# Items from an interface collection
---
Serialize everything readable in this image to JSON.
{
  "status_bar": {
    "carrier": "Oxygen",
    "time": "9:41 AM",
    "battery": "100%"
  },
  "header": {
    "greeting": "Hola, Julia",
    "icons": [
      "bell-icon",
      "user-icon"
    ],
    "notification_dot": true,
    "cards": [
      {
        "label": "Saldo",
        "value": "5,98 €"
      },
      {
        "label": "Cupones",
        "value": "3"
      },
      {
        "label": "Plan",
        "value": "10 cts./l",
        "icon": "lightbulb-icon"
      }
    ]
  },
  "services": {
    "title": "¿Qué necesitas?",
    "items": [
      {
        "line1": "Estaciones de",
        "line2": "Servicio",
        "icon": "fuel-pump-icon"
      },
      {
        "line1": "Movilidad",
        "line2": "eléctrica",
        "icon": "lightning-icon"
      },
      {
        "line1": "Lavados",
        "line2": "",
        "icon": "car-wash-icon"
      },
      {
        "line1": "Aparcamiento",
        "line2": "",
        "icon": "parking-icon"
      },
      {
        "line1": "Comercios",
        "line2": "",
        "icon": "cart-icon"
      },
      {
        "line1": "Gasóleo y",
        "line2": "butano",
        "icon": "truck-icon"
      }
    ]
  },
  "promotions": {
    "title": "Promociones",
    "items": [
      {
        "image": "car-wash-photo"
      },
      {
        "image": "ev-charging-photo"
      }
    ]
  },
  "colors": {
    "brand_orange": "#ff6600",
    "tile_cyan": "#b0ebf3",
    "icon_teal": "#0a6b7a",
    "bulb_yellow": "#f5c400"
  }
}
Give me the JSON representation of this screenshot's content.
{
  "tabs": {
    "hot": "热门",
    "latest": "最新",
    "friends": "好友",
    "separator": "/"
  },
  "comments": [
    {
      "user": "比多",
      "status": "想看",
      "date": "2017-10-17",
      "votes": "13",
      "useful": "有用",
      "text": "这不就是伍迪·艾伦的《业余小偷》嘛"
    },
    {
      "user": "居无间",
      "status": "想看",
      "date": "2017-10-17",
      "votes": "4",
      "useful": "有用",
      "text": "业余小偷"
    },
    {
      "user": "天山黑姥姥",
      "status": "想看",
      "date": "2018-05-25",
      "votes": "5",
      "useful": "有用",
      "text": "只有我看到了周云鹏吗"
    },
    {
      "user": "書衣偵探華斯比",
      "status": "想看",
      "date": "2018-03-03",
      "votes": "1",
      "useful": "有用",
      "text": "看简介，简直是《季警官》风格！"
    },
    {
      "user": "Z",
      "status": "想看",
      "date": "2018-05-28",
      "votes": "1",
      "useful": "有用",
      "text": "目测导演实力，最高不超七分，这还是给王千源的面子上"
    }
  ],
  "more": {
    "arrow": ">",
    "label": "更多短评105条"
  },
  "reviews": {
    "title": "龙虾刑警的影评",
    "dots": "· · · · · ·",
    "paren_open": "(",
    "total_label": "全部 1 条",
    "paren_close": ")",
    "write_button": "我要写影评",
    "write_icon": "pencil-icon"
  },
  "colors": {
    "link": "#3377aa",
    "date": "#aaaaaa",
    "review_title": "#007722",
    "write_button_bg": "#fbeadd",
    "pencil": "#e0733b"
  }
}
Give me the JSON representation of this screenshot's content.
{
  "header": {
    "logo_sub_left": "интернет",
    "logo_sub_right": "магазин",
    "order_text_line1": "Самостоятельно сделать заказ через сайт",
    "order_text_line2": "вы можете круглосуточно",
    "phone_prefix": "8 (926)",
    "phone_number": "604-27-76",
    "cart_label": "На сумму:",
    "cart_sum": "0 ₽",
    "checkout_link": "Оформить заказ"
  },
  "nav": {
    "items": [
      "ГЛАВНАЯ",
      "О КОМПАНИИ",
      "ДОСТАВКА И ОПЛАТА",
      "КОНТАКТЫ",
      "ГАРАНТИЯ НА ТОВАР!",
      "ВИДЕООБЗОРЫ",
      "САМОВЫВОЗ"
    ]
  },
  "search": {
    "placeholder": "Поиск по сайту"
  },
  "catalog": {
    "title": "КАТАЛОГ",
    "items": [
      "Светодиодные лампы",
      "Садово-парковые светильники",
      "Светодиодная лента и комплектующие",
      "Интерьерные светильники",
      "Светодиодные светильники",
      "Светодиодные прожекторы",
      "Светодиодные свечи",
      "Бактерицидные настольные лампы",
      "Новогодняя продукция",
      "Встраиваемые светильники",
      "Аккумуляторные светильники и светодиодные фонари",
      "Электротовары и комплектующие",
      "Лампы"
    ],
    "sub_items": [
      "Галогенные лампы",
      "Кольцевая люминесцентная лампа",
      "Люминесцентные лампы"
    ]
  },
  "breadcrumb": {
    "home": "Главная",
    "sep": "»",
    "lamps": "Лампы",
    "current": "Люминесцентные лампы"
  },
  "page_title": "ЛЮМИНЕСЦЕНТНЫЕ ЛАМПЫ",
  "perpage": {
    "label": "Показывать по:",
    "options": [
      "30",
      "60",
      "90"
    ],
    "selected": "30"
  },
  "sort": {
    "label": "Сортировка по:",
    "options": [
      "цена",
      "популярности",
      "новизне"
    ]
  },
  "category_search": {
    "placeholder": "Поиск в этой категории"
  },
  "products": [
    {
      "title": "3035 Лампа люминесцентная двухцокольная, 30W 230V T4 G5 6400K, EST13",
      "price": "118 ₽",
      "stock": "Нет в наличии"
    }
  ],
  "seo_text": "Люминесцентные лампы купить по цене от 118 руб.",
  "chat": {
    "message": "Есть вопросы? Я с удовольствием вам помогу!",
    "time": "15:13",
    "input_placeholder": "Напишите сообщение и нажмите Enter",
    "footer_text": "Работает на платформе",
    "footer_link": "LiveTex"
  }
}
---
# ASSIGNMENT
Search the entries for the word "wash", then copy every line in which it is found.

# PROBLEM SOLUTION
        "icon": "car-wash-icon"
        "image": "car-wash-photo"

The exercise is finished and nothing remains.